Attention: No matter what the AP says, Obama is not leading McCain by 7 points today, and there has not been a 12-point swing in Obama’s favor since the GOP convention. At least, such a thing can’t be determined by the most recent poll from AP.
I’ve said before on this blog that some things can be measured by polls, and some can’t. Of course, presidential preferences among voters can, but only if you do it right: among other things, you have to be careful to keep your sample constant, or at least credibly reflective of available public data. Newsbusters has uncovered the methodology of the last two presidential polls conducted for AP by GfK Roper, who has a history of this kind of sloppiness (and yes, I call it sloppiness…unlike Newsbusters, I doubt it was deliberate “cooking,” as they put it).
AP/Roper’s poll of 9/5-10 measured a party division ratio in that poll’s sample of 31Rep/33Dem/36Ind, which sounds about right coming out of a GOP convention (since not all states register voters by party, national polls ask respondents the party with which they affiliate or identify most closely, and that is a more subjective question than simple party registration).
The sample for their 9/27-30 poll, during which Nancy Pelosi was blowing the bailout vote with her ridiculous, spiteful, childish floor speech just before her bill went down, swung wildly in the Democrats’ direction to 29Rep/40Dem/31Ind. That measure is entirely counterintuitive, especially given that Barack Obama did nothing to distinguish himself during that negotiation and vote.
Democrats normally enjoy a national party registration advantage (they were ahead in raw numbers even before they lost both houses of Congress in 1994), and it’s hardly unusual for registration numbers nationwide to fluctuate from one year to the next, but a nine-point swing toward the Democrats in party identification, in three weeks?
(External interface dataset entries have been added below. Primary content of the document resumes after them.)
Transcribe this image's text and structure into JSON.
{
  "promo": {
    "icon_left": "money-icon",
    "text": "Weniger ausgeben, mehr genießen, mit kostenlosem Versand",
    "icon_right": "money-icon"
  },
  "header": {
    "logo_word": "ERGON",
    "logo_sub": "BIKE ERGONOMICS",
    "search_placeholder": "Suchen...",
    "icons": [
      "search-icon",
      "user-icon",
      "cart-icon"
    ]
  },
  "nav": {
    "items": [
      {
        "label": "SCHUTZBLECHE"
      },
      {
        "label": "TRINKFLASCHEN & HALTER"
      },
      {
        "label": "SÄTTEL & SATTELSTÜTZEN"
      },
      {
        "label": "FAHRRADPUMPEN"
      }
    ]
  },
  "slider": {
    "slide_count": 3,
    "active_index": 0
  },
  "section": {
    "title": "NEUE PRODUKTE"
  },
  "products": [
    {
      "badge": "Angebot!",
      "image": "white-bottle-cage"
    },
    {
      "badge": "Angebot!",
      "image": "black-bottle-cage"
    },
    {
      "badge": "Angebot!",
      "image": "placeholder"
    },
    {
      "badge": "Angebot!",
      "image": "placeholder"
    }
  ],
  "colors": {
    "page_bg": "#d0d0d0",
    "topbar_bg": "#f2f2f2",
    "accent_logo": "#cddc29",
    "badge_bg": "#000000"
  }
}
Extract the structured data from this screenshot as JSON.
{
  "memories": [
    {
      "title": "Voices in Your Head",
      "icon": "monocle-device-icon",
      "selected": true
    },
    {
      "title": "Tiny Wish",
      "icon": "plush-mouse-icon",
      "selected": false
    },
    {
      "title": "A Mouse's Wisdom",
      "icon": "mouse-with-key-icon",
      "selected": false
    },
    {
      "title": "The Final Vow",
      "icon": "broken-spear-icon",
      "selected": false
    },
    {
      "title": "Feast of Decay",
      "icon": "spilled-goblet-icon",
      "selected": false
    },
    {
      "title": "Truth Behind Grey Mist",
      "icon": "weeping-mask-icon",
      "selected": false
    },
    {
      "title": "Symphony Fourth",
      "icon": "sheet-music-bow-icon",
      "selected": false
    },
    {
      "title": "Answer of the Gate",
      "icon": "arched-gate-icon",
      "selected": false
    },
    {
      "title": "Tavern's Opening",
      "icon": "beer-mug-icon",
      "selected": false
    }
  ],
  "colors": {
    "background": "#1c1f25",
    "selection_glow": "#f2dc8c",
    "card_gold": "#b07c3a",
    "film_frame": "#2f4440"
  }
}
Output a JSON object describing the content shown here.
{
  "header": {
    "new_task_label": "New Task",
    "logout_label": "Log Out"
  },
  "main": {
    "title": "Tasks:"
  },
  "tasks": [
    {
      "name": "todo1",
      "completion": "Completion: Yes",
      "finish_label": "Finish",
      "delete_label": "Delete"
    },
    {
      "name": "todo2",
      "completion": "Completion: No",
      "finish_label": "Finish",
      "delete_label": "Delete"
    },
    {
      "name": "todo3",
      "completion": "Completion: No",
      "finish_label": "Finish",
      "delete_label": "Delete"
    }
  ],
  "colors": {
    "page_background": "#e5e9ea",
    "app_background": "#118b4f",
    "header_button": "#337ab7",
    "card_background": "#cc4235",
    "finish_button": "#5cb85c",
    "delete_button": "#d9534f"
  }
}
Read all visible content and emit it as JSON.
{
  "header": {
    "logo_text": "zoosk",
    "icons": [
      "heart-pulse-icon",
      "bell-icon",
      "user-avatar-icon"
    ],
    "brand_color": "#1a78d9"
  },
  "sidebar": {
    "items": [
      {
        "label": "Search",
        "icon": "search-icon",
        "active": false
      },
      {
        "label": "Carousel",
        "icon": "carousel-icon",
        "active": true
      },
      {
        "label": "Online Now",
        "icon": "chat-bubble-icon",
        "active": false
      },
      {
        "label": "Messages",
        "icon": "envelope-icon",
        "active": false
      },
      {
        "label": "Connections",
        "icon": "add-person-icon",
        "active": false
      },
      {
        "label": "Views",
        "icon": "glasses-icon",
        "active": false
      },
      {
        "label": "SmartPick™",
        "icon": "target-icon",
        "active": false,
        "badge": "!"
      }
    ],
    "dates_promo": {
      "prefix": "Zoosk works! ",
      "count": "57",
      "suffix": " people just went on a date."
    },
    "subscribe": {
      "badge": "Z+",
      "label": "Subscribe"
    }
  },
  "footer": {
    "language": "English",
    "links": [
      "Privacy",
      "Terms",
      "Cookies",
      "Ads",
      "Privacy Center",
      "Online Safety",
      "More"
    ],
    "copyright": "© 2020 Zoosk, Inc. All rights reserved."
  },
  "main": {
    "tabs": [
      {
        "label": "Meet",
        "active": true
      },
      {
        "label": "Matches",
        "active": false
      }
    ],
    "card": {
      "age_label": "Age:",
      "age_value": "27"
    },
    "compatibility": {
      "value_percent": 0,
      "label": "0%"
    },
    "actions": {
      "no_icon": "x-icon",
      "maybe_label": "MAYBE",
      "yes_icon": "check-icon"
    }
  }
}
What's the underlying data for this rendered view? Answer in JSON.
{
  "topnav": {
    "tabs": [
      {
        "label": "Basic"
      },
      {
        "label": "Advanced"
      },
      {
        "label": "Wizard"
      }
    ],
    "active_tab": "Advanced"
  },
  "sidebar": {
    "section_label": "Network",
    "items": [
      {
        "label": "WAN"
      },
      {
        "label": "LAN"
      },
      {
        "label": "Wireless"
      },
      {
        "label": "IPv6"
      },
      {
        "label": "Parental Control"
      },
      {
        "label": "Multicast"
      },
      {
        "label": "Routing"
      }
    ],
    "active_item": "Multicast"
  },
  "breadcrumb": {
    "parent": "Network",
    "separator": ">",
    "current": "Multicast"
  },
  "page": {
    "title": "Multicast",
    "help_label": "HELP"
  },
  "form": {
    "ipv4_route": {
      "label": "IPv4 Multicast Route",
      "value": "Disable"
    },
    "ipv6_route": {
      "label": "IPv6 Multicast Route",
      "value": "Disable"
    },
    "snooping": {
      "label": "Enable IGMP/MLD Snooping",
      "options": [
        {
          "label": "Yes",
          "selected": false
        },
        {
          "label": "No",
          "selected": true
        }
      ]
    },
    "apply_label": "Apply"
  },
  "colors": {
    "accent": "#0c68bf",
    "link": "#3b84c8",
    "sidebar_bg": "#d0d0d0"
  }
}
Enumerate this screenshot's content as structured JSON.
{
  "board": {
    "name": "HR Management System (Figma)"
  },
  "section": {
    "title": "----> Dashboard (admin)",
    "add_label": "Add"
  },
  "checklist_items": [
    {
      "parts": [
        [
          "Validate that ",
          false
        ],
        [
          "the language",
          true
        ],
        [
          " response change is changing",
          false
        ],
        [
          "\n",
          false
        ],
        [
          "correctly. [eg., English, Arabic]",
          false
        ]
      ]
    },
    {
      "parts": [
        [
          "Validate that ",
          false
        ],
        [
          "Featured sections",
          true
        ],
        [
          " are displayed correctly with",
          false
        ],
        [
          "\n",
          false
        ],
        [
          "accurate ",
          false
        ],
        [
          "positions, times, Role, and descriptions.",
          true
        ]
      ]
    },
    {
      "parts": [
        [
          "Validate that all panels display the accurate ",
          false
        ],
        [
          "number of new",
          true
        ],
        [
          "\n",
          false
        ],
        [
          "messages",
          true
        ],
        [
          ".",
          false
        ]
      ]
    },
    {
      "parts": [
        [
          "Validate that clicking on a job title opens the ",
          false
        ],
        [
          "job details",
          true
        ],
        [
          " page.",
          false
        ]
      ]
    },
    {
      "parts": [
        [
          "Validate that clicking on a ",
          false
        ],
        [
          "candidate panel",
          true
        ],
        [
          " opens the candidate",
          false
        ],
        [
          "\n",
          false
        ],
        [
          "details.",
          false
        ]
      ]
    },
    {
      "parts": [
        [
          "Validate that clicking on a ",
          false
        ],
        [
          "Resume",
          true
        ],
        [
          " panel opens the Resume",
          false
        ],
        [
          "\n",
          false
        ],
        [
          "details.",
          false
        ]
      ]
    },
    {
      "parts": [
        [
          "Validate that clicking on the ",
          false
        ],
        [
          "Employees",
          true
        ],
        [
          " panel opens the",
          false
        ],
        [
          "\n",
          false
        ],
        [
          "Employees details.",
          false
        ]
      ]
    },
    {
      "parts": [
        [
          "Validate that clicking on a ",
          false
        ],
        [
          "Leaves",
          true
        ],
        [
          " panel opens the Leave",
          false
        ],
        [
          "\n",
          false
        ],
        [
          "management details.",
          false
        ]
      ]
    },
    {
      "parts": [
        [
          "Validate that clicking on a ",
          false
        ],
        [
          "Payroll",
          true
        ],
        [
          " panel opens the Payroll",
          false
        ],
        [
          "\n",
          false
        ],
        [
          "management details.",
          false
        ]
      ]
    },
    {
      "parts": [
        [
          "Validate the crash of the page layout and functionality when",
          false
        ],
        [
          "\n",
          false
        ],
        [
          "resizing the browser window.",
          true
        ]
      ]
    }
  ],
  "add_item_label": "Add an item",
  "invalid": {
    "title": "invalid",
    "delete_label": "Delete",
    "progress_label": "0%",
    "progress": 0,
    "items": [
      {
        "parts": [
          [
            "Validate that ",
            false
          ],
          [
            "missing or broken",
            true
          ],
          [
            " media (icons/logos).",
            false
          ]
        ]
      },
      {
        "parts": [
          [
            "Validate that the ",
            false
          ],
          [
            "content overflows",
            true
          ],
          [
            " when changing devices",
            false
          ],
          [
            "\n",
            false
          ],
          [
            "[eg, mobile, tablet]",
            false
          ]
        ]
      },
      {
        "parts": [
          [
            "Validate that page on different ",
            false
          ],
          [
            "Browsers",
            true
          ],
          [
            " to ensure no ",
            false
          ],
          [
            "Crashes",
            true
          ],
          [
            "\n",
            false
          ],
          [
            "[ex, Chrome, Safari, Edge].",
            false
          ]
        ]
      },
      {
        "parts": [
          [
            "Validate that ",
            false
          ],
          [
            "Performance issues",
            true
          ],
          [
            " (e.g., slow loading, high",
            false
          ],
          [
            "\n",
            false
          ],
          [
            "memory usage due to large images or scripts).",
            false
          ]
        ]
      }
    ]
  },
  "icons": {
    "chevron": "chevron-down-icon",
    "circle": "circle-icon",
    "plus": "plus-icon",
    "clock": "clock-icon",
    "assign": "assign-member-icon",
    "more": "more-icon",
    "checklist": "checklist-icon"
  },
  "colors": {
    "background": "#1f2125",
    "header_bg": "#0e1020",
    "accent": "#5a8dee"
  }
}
That just doesn’t happen, and for AP/Roper to try to sneak these poll results into the media stream while burying their party balance stats is inexcusable.
The AP/Roper poll after the GOP convention showed McCain ahead by 5 points. I would never argue that McCain hasn’t noticeably lost ground nationally since then, but this follow-up poll by the exact same pollster showing Obama now ahead by 7 doesn’t even pass the laugh test, when considered in light of the crazy swing in party affiliation. Unfortunately, it’s already been factored into the RealClearPolitics average, and become part of the conventional wisdom.